While we all have similar neurological structures, no two people have the same brain map. How we interpret incoming stimuli is different and is the basis for how our brain maps, or how two people’s perceptions of the world differ. Learning to recognise the structure of another person’s map helps us ‘see the world through their eyes’.

Before working with clients, it is important that, as a cash flow coach, you acknowledge and recognise the following: -

  • When you offer your views and translate your experiences into words, it is from your unique perception – from your map of the world. This is why experienced cash flow coaches are active listeners and encourage clients to vocalise their own solutions.

  • When you assume your client shares your assumptions, it is likely that vital information is overlooked. This can lead to confusion.

  • When you fill in gaps for the client, you will be doing it from your brain map and not their map of reality. This can cause misunderstanding.

Changing Brain Maps

In essence, to assist a client in changing their brain map, you need repetition and practice. Such a thing as competitive plasticity exists in the human brain so that a bad habit can be ‘hogging’ the brain map, preventing new learning from occurring. For new learning to occur, the old brain map needs to be altered, and this process takes time and consistency.

Cash flow coaching helps people identify what they want to achieve and then makes them accountable to keep taking action until the new brain map takes hold.

It may sound simple, but the difficulty exists in the way the human brain reacts to changes in the environment. When changes occur, the brain emits strong signals that something is unfamiliar. As noted, these signals come from our amygdala, that part of our brain which controls our innate, automatic self-preserving behaviour patterns.

When things are unfamiliar, this oldest part of our brains tells us something is ‘not right’. This is that amygdala hijack that tells us to ‘fight’ or to ‘flight’.

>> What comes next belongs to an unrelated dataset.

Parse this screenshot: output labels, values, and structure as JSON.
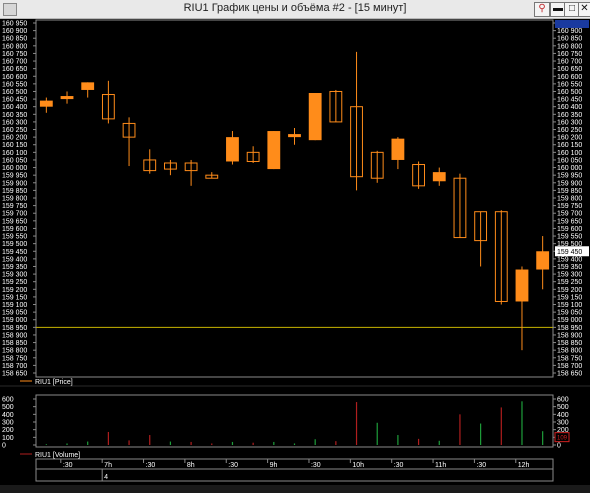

When clients are in this state, it is difficult for them to focus on making changes because the signals are compelling them to hold on to their familiar, well-known behaviours.

The important role of the cash flow coach is to assist the client in concentrating on what they truly want and in overcoming the natural tendencies that were critical to primitive man but are a distraction to our ability to assess unfamiliar situations in a positive context.

Attention Density

As well as time and repetition, neuroscientist Jeffrey Schwartz recognised the impact of attention density - “the amount of attention we pay to something.” For cash flow clients to make a truly transformational shift, they require high levels of focus on the new behaviour or future state they want to achieve. New neural connections are more easily made when there is complete attention given to managing their cash flow.

The cash flow coach’s role and partnership with clients is about increasing and maintaining attention density. The tools and techniques that cash flow coaches utilise for this include powerful questioning, exploring insights, reflecting, asking for action and commitment, and holding client’s accountable. This can start with the commitment to the cash flow coaching journey and the regularity of meetings and analysis of the client’s position and progress.

elevateB provides the training program as well as support and ongoing development for certified cash flow coaches. Individuals who choose to work with a certified cash flow coach are better placed to achieve financial independence and security. If you would like to make a difference and help everyday Australians be more financially prudent and savvy, consider becoming a cash flow coach today. Click here.


bottom of page